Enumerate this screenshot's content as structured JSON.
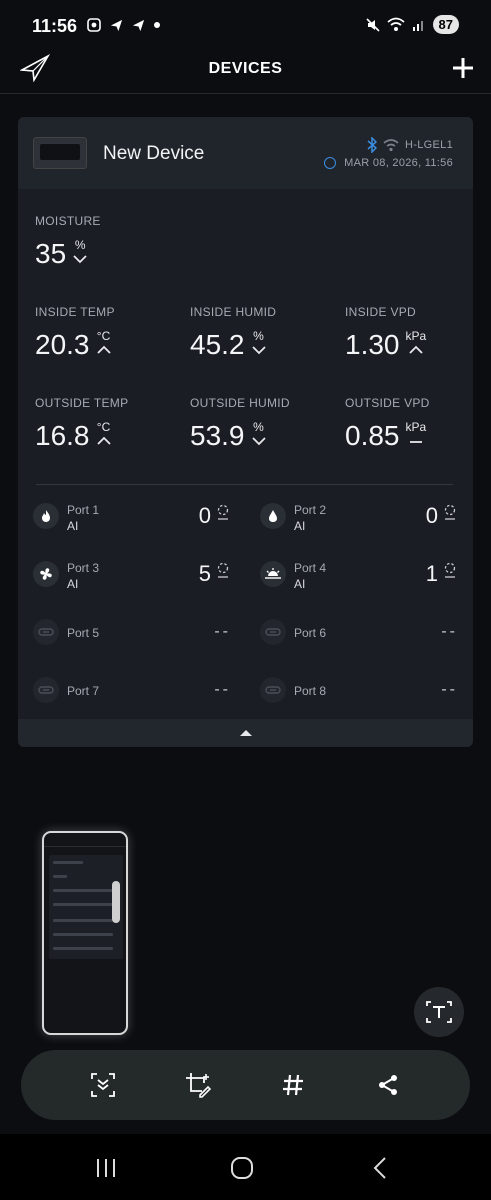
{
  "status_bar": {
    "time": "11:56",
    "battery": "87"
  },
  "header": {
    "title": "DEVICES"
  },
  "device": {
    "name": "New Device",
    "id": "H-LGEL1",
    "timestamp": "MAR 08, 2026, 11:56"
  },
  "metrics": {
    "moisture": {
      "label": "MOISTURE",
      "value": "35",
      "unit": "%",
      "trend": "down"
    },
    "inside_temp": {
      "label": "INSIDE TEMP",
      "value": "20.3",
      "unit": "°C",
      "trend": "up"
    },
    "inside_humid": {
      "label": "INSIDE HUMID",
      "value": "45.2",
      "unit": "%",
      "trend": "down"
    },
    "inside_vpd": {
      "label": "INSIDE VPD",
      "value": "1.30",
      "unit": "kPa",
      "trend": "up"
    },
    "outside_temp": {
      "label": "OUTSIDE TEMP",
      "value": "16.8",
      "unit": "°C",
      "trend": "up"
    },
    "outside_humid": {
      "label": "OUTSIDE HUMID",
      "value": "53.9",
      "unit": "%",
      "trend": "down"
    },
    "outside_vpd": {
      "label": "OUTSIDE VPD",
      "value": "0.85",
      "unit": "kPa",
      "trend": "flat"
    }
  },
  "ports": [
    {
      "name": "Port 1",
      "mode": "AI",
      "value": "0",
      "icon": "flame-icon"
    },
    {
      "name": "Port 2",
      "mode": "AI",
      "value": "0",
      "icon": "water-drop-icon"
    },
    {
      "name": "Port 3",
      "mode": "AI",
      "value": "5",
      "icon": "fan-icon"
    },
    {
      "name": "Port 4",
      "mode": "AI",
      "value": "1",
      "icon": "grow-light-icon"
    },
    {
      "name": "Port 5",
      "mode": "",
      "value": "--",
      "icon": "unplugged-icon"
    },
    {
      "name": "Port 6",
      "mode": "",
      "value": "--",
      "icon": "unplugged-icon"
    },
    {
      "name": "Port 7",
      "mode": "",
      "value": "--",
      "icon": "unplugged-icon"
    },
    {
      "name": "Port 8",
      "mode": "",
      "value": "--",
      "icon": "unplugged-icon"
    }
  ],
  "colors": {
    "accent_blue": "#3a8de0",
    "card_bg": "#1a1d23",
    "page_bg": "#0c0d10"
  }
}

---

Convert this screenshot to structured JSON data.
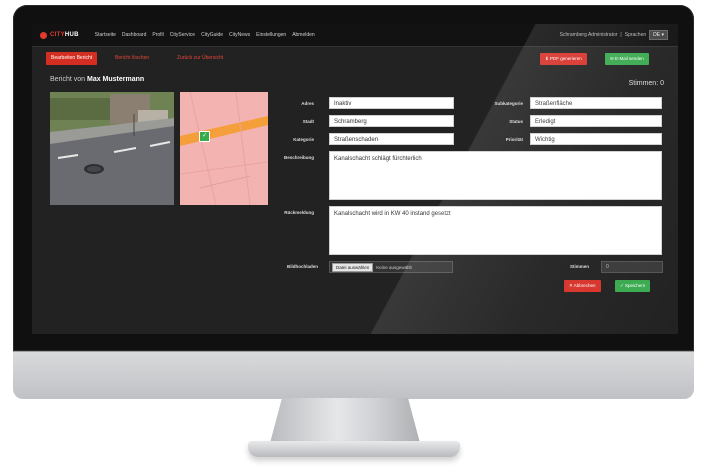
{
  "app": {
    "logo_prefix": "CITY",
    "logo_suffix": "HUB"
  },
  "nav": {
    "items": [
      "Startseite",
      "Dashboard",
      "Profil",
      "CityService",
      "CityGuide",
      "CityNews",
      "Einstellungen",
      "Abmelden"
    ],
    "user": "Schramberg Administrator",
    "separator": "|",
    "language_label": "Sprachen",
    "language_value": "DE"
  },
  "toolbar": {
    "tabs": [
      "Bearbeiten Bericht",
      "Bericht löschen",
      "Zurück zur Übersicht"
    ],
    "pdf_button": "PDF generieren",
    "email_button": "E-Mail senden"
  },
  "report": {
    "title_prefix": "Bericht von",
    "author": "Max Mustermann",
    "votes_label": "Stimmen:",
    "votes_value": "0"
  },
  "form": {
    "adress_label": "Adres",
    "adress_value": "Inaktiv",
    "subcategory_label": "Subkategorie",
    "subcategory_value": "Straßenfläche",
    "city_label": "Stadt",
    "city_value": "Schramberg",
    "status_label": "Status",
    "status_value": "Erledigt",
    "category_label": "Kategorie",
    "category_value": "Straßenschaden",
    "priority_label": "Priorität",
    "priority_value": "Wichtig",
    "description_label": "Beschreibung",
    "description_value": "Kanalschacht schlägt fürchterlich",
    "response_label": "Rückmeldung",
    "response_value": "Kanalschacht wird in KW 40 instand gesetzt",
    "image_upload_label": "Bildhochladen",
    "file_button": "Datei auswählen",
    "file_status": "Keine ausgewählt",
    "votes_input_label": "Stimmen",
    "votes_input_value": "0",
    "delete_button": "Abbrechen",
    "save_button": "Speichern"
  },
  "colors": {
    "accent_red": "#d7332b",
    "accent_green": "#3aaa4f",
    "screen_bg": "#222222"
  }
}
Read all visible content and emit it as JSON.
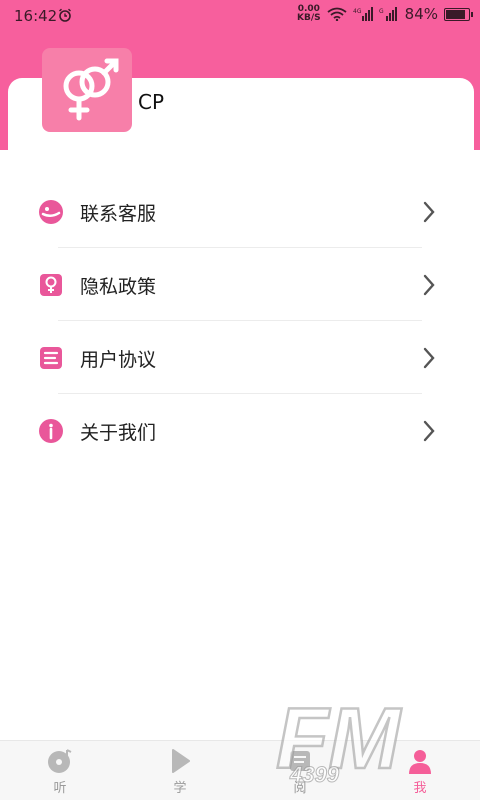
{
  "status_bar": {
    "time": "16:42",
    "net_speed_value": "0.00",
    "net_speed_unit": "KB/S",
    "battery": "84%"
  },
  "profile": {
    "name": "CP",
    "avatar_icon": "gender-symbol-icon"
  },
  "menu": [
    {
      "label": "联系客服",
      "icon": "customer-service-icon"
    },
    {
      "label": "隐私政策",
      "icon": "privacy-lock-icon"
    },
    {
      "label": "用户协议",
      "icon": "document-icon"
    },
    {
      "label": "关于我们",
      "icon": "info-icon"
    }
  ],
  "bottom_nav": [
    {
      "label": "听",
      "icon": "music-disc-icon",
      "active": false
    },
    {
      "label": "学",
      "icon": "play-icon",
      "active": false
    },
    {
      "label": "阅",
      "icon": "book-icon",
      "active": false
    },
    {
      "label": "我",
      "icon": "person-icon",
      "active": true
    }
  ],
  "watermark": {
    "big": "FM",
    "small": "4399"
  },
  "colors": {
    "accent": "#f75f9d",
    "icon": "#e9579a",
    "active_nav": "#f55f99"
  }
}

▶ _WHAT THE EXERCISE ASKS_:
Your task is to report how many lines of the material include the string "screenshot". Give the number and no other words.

▶ _SOLUTION BELOW_:
2